When it marked 20 years of service to women in Central Texas last fall, The Breast Center at St. David’s Medical Center wanted to do something that looked back at its successful past and gave hope to those who would be coming through its doors in the future.
“With a bright, lively painting from survivors, doctors, current patients, staff and well-wishers, the job got done,” said Tes Sawyer, Director of Marketing at St. David’s Medical Center.
“People were very excited and involved in the event, and we wanted to do something that would capitalize on that,” Sawyer said. “The idea of a painting came from wanting an activity where everyone could get involved. We had surgeons, ultrasound techs, directors and patients participate — everyone was able to pick up a brush if they wanted.”
Creating a tangible piece of art meant a lot to many of the women who attended, added Brenda Baumann, RN, MSN, Director of The Breast Center.
Art as History and Therapy
“It was meaningful to the breast cancer survivors,” Baumann said. “It provided a visual means of expression, but also an outlet for some.
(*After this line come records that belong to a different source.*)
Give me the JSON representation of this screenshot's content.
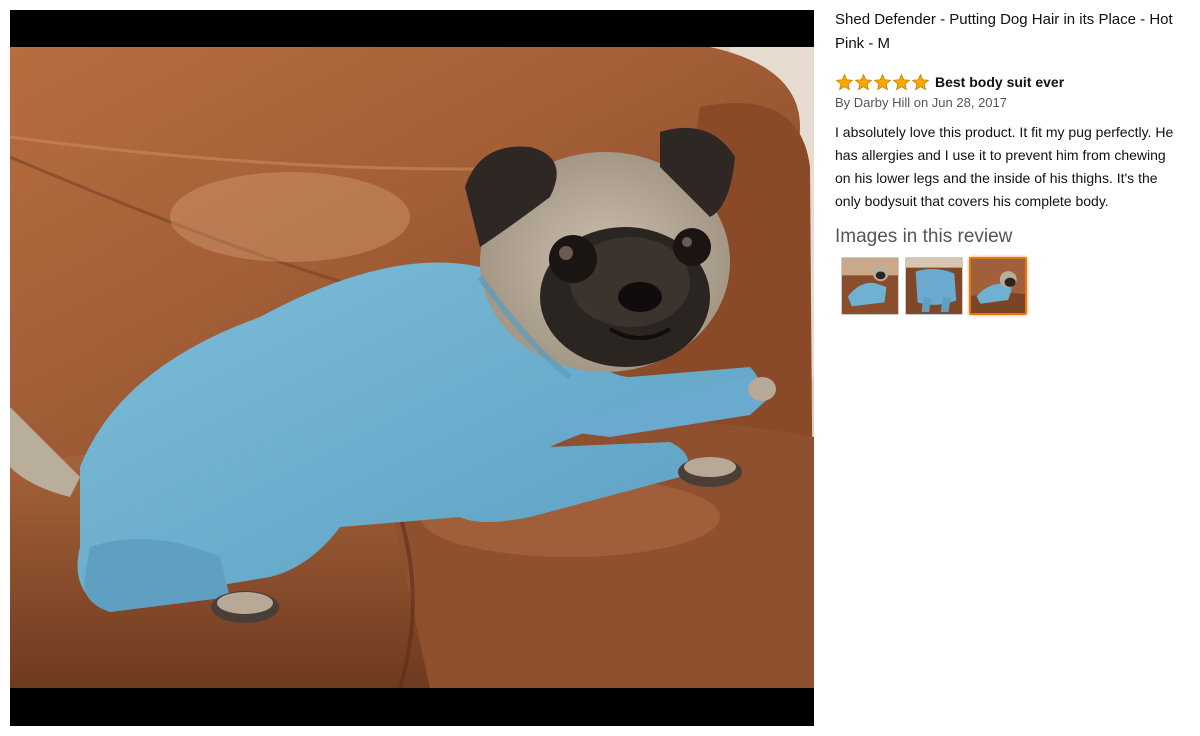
{
  "product": {
    "title": "Shed Defender - Putting Dog Hair in its Place - Hot Pink - M"
  },
  "review": {
    "rating": 5,
    "max_rating": 5,
    "title": "Best body suit ever",
    "byline": "By Darby Hill on Jun 28, 2017",
    "body": "I absolutely love this product. It fit my pug perfectly. He has allergies and I use it to prevent him from chewing on his lower legs and the inside of his thighs. It's the only bodysuit that covers his complete body."
  },
  "images": {
    "heading": "Images in this review",
    "thumbnails": [
      {
        "selected": false
      },
      {
        "selected": false
      },
      {
        "selected": true
      }
    ]
  },
  "colors": {
    "star": "#f6a800",
    "selected_border": "#e47911",
    "suit": "#6fb1d0",
    "couch": "#9a5a34"
  }
}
I think a few left with plans to continue artistic expression as a form of therapy on their journey towards healing and wellness. It was a positive experience for staff and the public.”
Some people chose to write out a message, while others painted symbols or just abstract squiggles. There were a few “girl power” notations, as well as dates of employment, or how long someone has been cancer-free. Since its opening in 1992, the center has diagnosed and treated nearly 5,000 women for breast cancer.
At the center’s 20th anniversary celebration, the blank canvas held a place of pride near a dessert buffet located at the end of a facility tour. The idea was to represent a celebration at the end of a patient’s journey, but even with all the good feelings it still took a little ice-breaking to get the crowd’s inner artist released.
“We had this big, blank canvas, and a sign encouraging people to put on an apron, get some paint and a brush, and paint away,” Sawyer said. “But everyone was a little bit shy, so I painted a big pink ribbon in the middle. After that, people were eager to join in.”